Similar to human vaccines, animal vaccines are administered to prevent diseases from occurring in animals. Routinely vaccinating animals is often more affordable than paying for the treatment of sick animals, reduces transmission of microorganisms in the animal population, and reduces animal suffering. Pets are often given vaccines for infectious diseases such as rabies, parvovirus, distemper and hepatitis. Livestock animals, such as turkeys, chickens and cattle, are vaccinated to protect against diseases such as rotavirus, E. coli, pinkeye and brucellosis.
The proper application of vaccines to animal populations has enhanced their health and welfare, and prolonged their life expectancies. The goal of a vaccination program is to prevent or reduce disease, and thereby promote optimal patient, herd and public health. Even though some formerly common diseases have now become uncommon, vaccination is still highly recommended because these serious disease agents continue to thrive in certain environments.
Types of Animal Vaccines
Animal vaccines are part of a broader category of animal medicines called veterinary biologics (VB). VB products work primarily through the stimulation of the immune system in order to prevent or treat diseases.

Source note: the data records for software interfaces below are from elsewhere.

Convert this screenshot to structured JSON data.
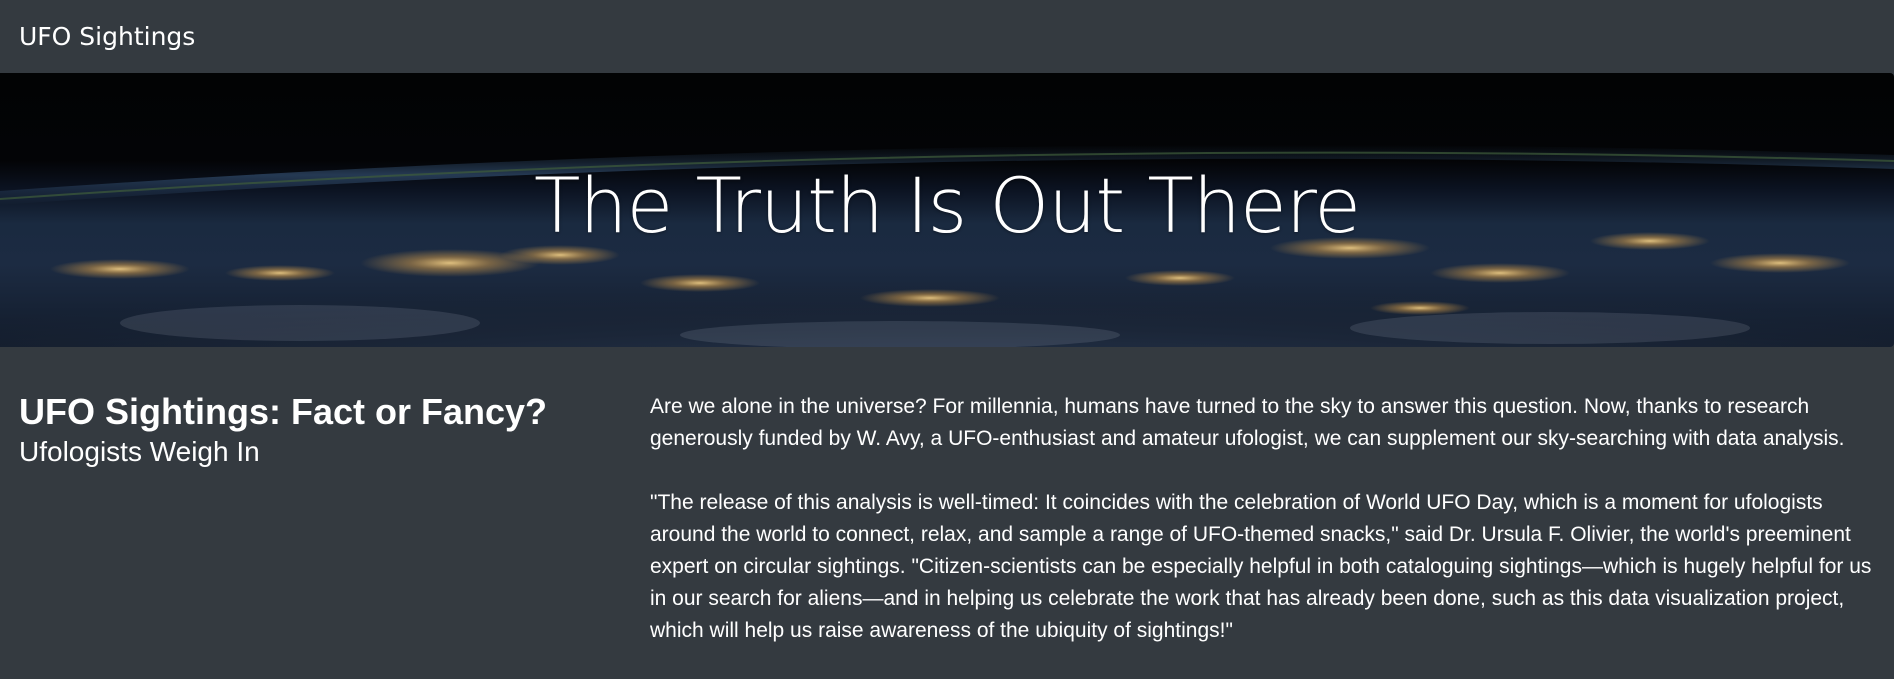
{
  "navbar": {
    "brand": "UFO Sightings"
  },
  "hero": {
    "title": "The Truth Is Out There"
  },
  "article": {
    "title": "UFO Sightings: Fact or Fancy?",
    "subtitle": "Ufologists Weigh In",
    "paragraphs": [
      "Are we alone in the universe? For millennia, humans have turned to the sky to answer this question. Now, thanks to research generously funded by W. Avy, a UFO-enthusiast and amateur ufologist, we can supplement our sky-searching with data analysis.",
      "\"The release of this analysis is well-timed: It coincides with the celebration of World UFO Day, which is a moment for ufologists around the world to connect, relax, and sample a range of UFO-themed snacks,\" said Dr. Ursula F. Olivier, the world's preeminent expert on circular sightings. \"Citizen-scientists can be especially helpful in both cataloguing sightings—which is hugely helpful for us in our search for aliens—and in helping us celebrate the work that has already been done, such as this data visualization project, which will help us raise awareness of the ubiquity of sightings!\""
    ]
  },
  "colors": {
    "background": "#343a40",
    "text": "#ffffff"
  }
}
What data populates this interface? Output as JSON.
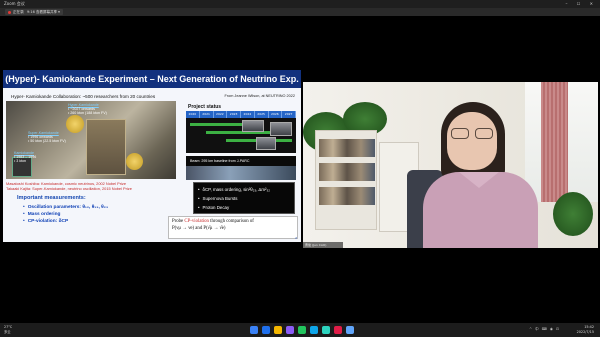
{
  "window": {
    "title": "Zoom 会议",
    "controls": "– ☐ ✕"
  },
  "toolbar": {
    "recording_label": "正在录制",
    "view_label": "9:16 查看屏幕共享 ▾"
  },
  "slide": {
    "title": "(Hyper)- Kamiokande Experiment – Next Generation of Neutrino Exp.",
    "collaboration": "Hyper- Kamiokande Collaboration:  ~500 researchers from 20 countries",
    "source": "From Jeanne Wilson, at NEUTRINO 2022",
    "hyperk": {
      "name": "Hyper-Kamiokande",
      "line1": "• ~2027 onwards",
      "line2": "• 260 kton (188 kton FV)"
    },
    "superk": {
      "name": "Super-Kamiokande",
      "line1": "• 1996 onwards",
      "line2": "• 50 kton (22.5 kton FV)"
    },
    "kamiokande": {
      "name": "Kamiokande",
      "line1": "• 1983 – 1996",
      "line2": "• 3 kton"
    },
    "nobel1": "Masatoshi Koshiba:  Kamiokande, cosmic neutrinos, 2002 Nobel Prize",
    "nobel2": "Takaaki Kajita: Super-Kamiokande, neutrino oscillation, 2015 Nobel Prize",
    "important_heading": "Important measurements:",
    "measurements": [
      "Oscillation parameters: θ₁₂, θ₁₃, θ₂₃",
      "Mass ordering",
      "CP-violation: δCP"
    ],
    "project_status": "Project status",
    "years": [
      "2020",
      "2021",
      "2022",
      "2023",
      "2024",
      "2025",
      "2026",
      "2027"
    ],
    "beam": "Beam: 295 km baseline from J-PARC",
    "physics": [
      "δCP, mass ordering, sin²θ₂₃, Δm²₃₂",
      "Supernova Bursts",
      "Proton Decay"
    ],
    "cp_line1_a": "Probe ",
    "cp_line1_red": "CP-violation",
    "cp_line1_b": " through comparison of",
    "cp_line2": "P(νμ → νe) and P(ν̄μ → ν̄e)",
    "page_number": "2"
  },
  "video": {
    "participant_name": "曹俊 (Jun CAO)"
  },
  "taskbar": {
    "weather_temp": "27°C",
    "weather_desc": "多云",
    "tray": "^ 中 ⌨ ◉ ⊡",
    "time": "15:42",
    "date": "2022/7/15",
    "app_colors": [
      "#3b82f6",
      "#1f6feb",
      "#f5b700",
      "#8b5cf6",
      "#22c55e",
      "#0ea5e9",
      "#2dd4bf",
      "#e11d48",
      "#60a5fa"
    ]
  }
}
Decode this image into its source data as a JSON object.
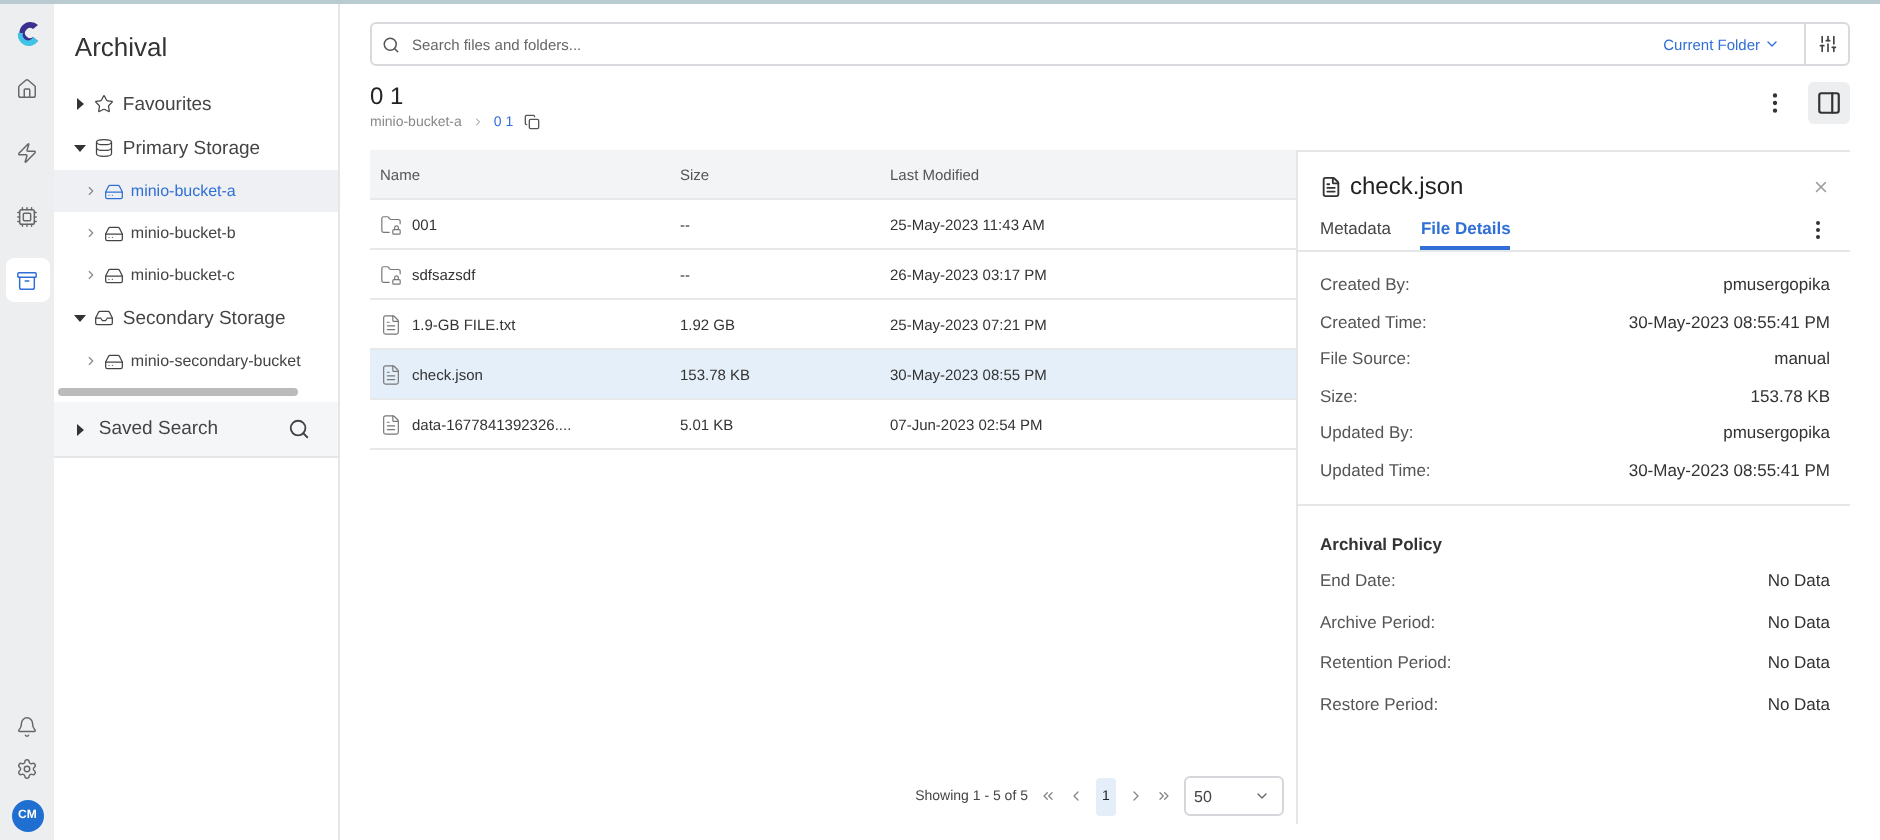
{
  "rail": {
    "items": [
      {
        "kind": "home",
        "selected": false
      },
      {
        "kind": "bolt",
        "selected": false
      },
      {
        "kind": "chip",
        "selected": false
      },
      {
        "kind": "archive",
        "selected": true
      }
    ],
    "bottom": [
      {
        "kind": "bell"
      },
      {
        "kind": "settings"
      }
    ],
    "avatar": "CM"
  },
  "sidebar": {
    "title": "Archival",
    "tree": [
      {
        "label": "Favourites",
        "kind": "star",
        "expanded": false
      },
      {
        "label": "Primary Storage",
        "kind": "database",
        "expanded": true,
        "children": [
          {
            "label": "minio-bucket-a",
            "selected": true
          },
          {
            "label": "minio-bucket-b",
            "selected": false
          },
          {
            "label": "minio-bucket-c",
            "selected": false
          }
        ]
      },
      {
        "label": "Secondary Storage",
        "kind": "inbox",
        "expanded": true,
        "children": [
          {
            "label": "minio-secondary-bucket",
            "selected": false
          }
        ]
      }
    ],
    "saved_search": {
      "label": "Saved Search",
      "expanded": false
    }
  },
  "search": {
    "placeholder": "Search files and folders...",
    "scope": "Current Folder"
  },
  "folder": {
    "title": "0 1",
    "breadcrumb": [
      "minio-bucket-a",
      "0 1"
    ]
  },
  "table": {
    "columns": [
      "Name",
      "Size",
      "Last Modified"
    ],
    "rows": [
      {
        "kind": "folder",
        "name": "001",
        "size": "--",
        "modified": "25-May-2023 11:43 AM",
        "selected": false
      },
      {
        "kind": "folder",
        "name": "sdfsazsdf",
        "size": "--",
        "modified": "26-May-2023 03:17 PM",
        "selected": false
      },
      {
        "kind": "file",
        "name": "1.9-GB FILE.txt",
        "size": "1.92 GB",
        "modified": "25-May-2023 07:21 PM",
        "selected": false
      },
      {
        "kind": "file",
        "name": "check.json",
        "size": "153.78 KB",
        "modified": "30-May-2023 08:55 PM",
        "selected": true
      },
      {
        "kind": "file",
        "name": "data-1677841392326....",
        "size": "5.01 KB",
        "modified": "07-Jun-2023 02:54 PM",
        "selected": false
      }
    ]
  },
  "pagination": {
    "summary": "Showing 1 - 5 of 5",
    "pages": [
      {
        "label": "1",
        "selected": true
      }
    ],
    "page_size": "50"
  },
  "details": {
    "title": "check.json",
    "tabs": [
      {
        "label": "Metadata",
        "selected": false
      },
      {
        "label": "File Details",
        "selected": true
      }
    ],
    "fields": [
      {
        "label": "Created By:",
        "value": "pmusergopika"
      },
      {
        "label": "Created Time:",
        "value": "30-May-2023 08:55:41 PM"
      },
      {
        "label": "File Source:",
        "value": "manual"
      },
      {
        "label": "Size:",
        "value": "153.78 KB"
      },
      {
        "label": "Updated By:",
        "value": "pmusergopika"
      },
      {
        "label": "Updated Time:",
        "value": "30-May-2023 08:55:41 PM"
      }
    ],
    "policy_title": "Archival Policy",
    "policy": [
      {
        "label": "End Date:",
        "value": "No Data"
      },
      {
        "label": "Archive Period:",
        "value": "No Data"
      },
      {
        "label": "Retention Period:",
        "value": "No Data"
      },
      {
        "label": "Restore Period:",
        "value": "No Data"
      }
    ]
  }
}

At Dyadic we are focused on transforming the veterinary biologics (VB) market for both companion and livestock animals by using our C1 technology to help develop and commercialize novel biologic therapies that provide greater immunogenicity and challenge the conventional cost of goods and CAPEX considerations to provide better healthcare and reduce costs of treating companion animals and livestock animals.
The opportunity in animal health for C1
There has been very limited activity in therapeutic veterinary biologics compared to human medicine with only a small number of marketing approvals issued in the U.S. or EU.
We believe this creates a significant opportunity for us to help animal health companies develop first-in-class therapeutics for the unmet medical needs of companion and livestock animals.
We believe a number of factors have prevented mAbs from reaching the animal health market, which potentially C1 can help address:
o Research and development priorities. We believe that constrained research and development budgets have contributed to major pharmaceutical companies, their animal health divisions and our competitors focusing on small molecule therapies, reformulations and line extensions while overlooking mAbs as a development priority.
o Development and manufacturing costs. There is a perceived high cost associated with the development and manufacture of mAbs and therapeutic proteins at commercial scale. Our C1 platform is designed to develop mAb therapeutics cost-effectively.
o Immunogenicity. Improperly designed biologics can induce a significant negative immune response or immunogenicity. This is the body’s reaction to the identification of foreign material, resulting in the biologic being inactivated and cleared from the body, thereby diminishing or removing its therapeutic effect.